Many farmers like to use a “Schittelgawwel” at threshing time. They are especially useful in clearing the threshing floor of stray strands of straw. Antique dealers want them because they represent a handcraft which is all but forgotten.

These forks were made of hickory saplings, one of the toughest kinds of wood. The manufacture of the implements called for a stick of hickory ranging in thickness from an inch to an inch and a half in width and more than five feet long. The thickness of the stick determined the number of prongs that could be cut out of the business end of the fork. The number of prongs vary from two to seven, the greater the number of prongs, the more expert the craftsmanship required in the manufacture.

The end of the stick which was to serve as the business end was measured into widths of ¾ inches each and then cut with a rip saw. These cut sections were to become the prongs. The next step was to bore holes through these strips in which wooden dowel pins could later be inserted into the holes to hold the prongs apart and in their proper positions.

After this operation the fork end of the stick was steamed so that the fork could be curved and the prongs spread out in the shape of a fan. The butt of the fan was placed in a “schneidbank” or Schnitzelbank and held there tightly while the craftsman shaped and smoothed the prongs with his “schneid messer” or drawing knife.

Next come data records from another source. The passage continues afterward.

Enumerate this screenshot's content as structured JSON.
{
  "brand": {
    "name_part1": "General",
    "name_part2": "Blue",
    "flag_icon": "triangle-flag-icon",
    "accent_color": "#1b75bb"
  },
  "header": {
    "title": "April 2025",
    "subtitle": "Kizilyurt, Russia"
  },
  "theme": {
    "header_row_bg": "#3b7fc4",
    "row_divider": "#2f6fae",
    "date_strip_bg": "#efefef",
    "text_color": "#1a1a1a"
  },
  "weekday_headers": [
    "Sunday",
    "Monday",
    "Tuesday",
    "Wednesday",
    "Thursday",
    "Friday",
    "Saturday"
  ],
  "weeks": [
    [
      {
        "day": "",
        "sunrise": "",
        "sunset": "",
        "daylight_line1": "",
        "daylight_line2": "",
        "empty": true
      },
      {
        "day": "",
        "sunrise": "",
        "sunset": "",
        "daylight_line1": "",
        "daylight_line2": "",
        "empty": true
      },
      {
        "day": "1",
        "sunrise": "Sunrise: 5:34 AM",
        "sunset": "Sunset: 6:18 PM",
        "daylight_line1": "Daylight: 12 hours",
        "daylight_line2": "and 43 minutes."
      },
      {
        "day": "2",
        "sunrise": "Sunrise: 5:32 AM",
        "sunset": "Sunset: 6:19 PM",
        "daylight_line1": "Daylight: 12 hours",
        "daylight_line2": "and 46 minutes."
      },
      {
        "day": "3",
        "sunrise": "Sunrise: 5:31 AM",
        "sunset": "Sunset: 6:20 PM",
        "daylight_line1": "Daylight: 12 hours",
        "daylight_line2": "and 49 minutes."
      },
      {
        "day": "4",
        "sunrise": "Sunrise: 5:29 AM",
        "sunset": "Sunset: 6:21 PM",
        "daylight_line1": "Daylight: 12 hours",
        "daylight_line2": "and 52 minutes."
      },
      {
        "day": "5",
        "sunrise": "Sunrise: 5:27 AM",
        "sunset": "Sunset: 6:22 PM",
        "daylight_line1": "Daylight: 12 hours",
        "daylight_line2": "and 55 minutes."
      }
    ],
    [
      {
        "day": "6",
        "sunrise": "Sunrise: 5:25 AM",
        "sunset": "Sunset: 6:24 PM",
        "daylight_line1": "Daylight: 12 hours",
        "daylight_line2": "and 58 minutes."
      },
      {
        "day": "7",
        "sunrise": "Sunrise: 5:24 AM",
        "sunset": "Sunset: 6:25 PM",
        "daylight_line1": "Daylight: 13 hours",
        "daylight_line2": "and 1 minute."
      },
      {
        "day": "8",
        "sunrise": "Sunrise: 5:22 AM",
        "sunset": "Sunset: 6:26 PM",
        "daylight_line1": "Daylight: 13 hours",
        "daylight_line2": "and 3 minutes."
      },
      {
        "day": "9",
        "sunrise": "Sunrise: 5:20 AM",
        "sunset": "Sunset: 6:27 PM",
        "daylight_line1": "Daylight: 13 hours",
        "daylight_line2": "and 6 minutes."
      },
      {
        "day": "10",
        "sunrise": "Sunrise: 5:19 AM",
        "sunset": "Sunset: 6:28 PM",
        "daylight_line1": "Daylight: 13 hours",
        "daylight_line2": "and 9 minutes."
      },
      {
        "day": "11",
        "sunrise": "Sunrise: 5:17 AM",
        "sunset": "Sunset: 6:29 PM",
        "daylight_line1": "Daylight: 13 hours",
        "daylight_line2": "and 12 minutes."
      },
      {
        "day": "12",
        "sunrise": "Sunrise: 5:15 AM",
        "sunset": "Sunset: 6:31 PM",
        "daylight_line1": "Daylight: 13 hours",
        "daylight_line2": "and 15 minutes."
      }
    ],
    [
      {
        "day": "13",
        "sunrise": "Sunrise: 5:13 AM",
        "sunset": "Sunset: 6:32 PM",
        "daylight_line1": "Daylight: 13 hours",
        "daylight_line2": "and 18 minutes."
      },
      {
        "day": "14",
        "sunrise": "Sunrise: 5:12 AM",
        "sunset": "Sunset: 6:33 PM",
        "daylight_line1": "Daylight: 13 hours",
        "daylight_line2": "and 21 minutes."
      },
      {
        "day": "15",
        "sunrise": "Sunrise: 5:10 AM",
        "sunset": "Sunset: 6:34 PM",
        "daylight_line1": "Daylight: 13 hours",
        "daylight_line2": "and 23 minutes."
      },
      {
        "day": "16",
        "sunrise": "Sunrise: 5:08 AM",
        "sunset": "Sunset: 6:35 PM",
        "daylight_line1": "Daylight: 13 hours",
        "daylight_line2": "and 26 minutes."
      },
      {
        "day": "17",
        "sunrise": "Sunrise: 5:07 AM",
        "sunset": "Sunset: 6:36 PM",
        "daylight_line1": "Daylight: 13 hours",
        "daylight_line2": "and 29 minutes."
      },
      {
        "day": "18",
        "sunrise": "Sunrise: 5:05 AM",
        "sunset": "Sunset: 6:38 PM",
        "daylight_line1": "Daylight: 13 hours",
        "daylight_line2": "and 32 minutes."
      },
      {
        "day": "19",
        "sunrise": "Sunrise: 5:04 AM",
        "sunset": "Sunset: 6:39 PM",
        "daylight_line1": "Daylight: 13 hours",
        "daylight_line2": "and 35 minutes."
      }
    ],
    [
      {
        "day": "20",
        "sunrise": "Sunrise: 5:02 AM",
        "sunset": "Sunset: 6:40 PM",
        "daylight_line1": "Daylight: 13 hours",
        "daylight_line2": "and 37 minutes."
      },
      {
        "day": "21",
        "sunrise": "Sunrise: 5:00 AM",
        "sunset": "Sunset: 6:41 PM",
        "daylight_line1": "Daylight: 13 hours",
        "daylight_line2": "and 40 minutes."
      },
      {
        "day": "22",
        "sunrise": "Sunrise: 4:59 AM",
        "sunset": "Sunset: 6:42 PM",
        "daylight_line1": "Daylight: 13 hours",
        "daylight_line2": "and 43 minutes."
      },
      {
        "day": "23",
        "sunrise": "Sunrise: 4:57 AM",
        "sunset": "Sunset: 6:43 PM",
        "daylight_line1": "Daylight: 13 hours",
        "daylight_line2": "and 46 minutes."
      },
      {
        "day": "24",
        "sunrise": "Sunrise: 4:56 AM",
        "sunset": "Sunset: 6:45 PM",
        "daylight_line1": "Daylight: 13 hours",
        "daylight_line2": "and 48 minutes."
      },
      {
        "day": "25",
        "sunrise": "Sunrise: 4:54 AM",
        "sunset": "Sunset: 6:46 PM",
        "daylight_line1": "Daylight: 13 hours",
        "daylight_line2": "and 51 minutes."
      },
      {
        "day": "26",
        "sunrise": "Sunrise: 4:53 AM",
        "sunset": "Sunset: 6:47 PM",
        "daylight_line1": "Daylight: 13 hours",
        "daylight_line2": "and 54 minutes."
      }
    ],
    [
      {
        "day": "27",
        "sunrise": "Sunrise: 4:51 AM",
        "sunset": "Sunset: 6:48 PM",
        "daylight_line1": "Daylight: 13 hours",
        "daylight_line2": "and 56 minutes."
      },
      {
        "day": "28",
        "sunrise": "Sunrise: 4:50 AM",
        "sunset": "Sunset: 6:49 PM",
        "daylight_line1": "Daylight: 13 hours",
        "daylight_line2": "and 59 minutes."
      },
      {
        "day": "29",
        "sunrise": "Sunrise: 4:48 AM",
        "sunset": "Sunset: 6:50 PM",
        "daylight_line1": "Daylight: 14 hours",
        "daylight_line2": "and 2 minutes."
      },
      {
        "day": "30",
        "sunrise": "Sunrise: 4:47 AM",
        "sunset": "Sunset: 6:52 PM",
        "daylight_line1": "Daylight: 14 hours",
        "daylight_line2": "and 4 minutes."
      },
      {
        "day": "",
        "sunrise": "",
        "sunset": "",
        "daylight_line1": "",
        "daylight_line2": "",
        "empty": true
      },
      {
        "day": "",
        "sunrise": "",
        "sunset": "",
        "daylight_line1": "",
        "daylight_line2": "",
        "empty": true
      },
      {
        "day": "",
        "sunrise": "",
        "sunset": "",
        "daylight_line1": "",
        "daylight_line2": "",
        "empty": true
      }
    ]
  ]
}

When the prongs were properly shaped the wooden dowel pins were inserted, the fork assumed its true shape. But the raw hickory had to be charred in a grate to insure that it would retain its shape. After all of this was done the surface of the fork and handle was given a coating of resin to provide smoothness and to fill in uneven spaces. An iron rivet through the base of the fan bound the spread prongs together.

Shaving a wooden pitchfork.
Shaving a wooden pitchfork.